Nhaa, it’s not that. It works, I can block fairly reliably many many domains. The problem is that lists are usually broken and made for the US. This means that, if you live in the EU, you might find that Discord is broken just because you’re in the EU.
Reliable but effective lists don’t seem to exist and I don’t want to dig into millions of records every time to find why a site is not loading.

This is amazingly smart, thanks!

Thank you for your kind offer. I’ve run PiHole for a year at the time and, once a year at least, it needs to update. And that’s when shit hits the fan.

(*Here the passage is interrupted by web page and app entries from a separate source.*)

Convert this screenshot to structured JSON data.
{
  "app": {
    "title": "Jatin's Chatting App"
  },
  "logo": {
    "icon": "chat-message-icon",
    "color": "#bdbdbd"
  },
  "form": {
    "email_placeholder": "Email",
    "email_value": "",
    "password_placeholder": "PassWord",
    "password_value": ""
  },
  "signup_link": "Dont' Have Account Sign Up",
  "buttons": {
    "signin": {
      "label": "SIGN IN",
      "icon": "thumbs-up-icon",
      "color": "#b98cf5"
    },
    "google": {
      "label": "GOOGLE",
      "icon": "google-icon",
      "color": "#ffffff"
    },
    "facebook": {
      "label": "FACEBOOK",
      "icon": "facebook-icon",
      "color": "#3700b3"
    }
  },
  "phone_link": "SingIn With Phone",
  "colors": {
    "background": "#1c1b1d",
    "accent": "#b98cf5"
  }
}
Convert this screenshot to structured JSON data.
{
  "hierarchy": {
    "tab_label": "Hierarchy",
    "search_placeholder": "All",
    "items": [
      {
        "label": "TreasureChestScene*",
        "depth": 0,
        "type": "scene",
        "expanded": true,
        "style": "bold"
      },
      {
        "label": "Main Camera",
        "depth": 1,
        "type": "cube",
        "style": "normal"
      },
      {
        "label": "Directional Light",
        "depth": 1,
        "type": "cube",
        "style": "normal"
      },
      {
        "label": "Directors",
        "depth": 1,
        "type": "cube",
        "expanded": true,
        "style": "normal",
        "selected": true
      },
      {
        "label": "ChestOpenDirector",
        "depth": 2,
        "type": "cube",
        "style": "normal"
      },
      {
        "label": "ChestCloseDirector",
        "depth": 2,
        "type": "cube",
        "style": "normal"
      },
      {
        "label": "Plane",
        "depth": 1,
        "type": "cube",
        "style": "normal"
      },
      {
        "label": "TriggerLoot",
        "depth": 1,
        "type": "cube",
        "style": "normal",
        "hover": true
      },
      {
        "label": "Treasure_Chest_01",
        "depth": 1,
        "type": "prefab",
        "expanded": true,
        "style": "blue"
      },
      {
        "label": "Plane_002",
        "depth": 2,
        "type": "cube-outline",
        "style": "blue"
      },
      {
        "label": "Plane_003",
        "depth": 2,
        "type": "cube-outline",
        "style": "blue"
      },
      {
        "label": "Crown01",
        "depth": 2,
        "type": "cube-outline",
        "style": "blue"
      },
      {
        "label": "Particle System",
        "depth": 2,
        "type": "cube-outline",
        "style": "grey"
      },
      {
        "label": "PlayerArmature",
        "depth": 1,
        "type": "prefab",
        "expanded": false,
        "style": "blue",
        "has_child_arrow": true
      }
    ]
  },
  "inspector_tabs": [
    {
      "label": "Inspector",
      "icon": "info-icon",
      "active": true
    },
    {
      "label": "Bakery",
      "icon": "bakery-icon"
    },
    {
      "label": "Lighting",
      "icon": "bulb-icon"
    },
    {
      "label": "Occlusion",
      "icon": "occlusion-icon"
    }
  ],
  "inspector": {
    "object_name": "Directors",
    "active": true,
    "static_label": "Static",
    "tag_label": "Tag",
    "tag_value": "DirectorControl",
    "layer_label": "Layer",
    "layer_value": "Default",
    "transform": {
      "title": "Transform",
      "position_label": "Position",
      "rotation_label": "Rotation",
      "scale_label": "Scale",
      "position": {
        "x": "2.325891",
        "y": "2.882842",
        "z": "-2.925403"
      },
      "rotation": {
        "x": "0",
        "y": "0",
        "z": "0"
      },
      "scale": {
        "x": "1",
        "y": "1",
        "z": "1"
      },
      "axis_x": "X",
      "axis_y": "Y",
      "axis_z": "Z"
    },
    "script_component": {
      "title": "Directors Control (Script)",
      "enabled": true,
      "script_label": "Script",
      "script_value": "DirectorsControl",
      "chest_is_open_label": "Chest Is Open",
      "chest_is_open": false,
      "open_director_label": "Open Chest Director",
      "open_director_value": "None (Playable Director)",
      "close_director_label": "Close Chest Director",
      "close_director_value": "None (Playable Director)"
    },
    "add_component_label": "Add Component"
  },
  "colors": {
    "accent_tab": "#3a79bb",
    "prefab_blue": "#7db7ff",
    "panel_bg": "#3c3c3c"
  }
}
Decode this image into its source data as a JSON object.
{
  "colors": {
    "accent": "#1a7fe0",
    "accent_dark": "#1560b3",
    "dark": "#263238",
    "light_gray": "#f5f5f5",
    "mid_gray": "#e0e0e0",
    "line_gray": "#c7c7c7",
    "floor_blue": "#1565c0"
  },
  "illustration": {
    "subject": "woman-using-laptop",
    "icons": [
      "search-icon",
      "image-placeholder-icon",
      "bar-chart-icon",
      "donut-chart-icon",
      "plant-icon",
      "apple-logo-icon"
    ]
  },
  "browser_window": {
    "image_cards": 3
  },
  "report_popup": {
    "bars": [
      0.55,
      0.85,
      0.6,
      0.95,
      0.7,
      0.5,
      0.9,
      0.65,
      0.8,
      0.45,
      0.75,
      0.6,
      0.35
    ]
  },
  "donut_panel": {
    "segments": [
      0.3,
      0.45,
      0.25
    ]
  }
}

I guess on version can work forever (?) but I don’t know how much sense that makes, since the team adds nice features from time to time and improves the program.

Yeah it sounds like it’s just too much of a hassle for some websites. Oh well, maybe EU adoption of the pi-hole or similar will help this ossue in time.